10/23/2013 04:14 EDT | Updated 10/23/2013 05:01 EDT

That Time Toronto Burned Down (PHOTOS)

Global warming, dwindling resources, nuclear proliferation -- the world today is a dangerous place.

Perhaps the state of affairs explains why apocalyptic fantasies are all the rage today. On TV and at the movies, zombies and ruined worlds are all the rage.

Just this week, an imagined image of a post-apocalyptic Toronto by artist Jonas Dero went viral.

But what would Toronto in ruins really look like?

Probably something like this.

Looking north from the foot of Bay Street.

In April of 1904, a massive fire wiped out much of the core of the city.

It took nine hours to contain the blaze, which destroyed more than 100 buildings and put thousands out of work at a time when the population of the city was around 200,000.

Buildings constructed of wood were largely to blame.

Fire insurance plan showing the extent of the fire.

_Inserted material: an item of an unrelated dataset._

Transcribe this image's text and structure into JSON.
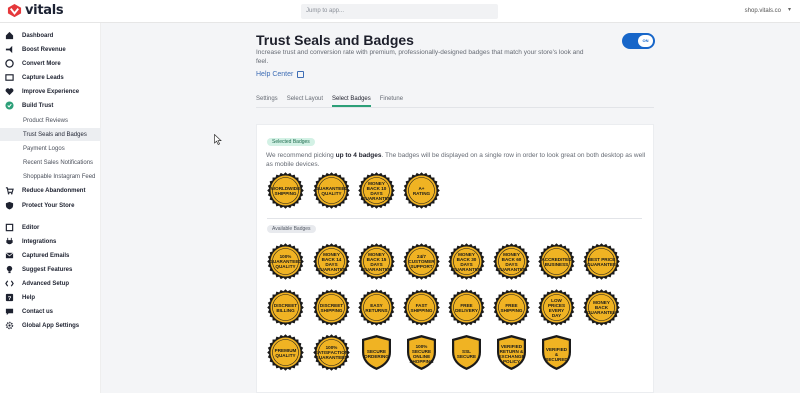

Photos from the time, available from the City of Toronto Archives, look like something you would expect from the aftermath of the Second World War.

Looking west along Front Street West from Yonge Street.

Amazingly, only one person perished in the fire, John Croft. A street near Bathurst and Harbord is named in his honour.

You can further indulge your apocalyptic nightmares by looking at more photos from the Great Fire of Toronto.

Photo gallery That Time Toronto Burned Down See Gallery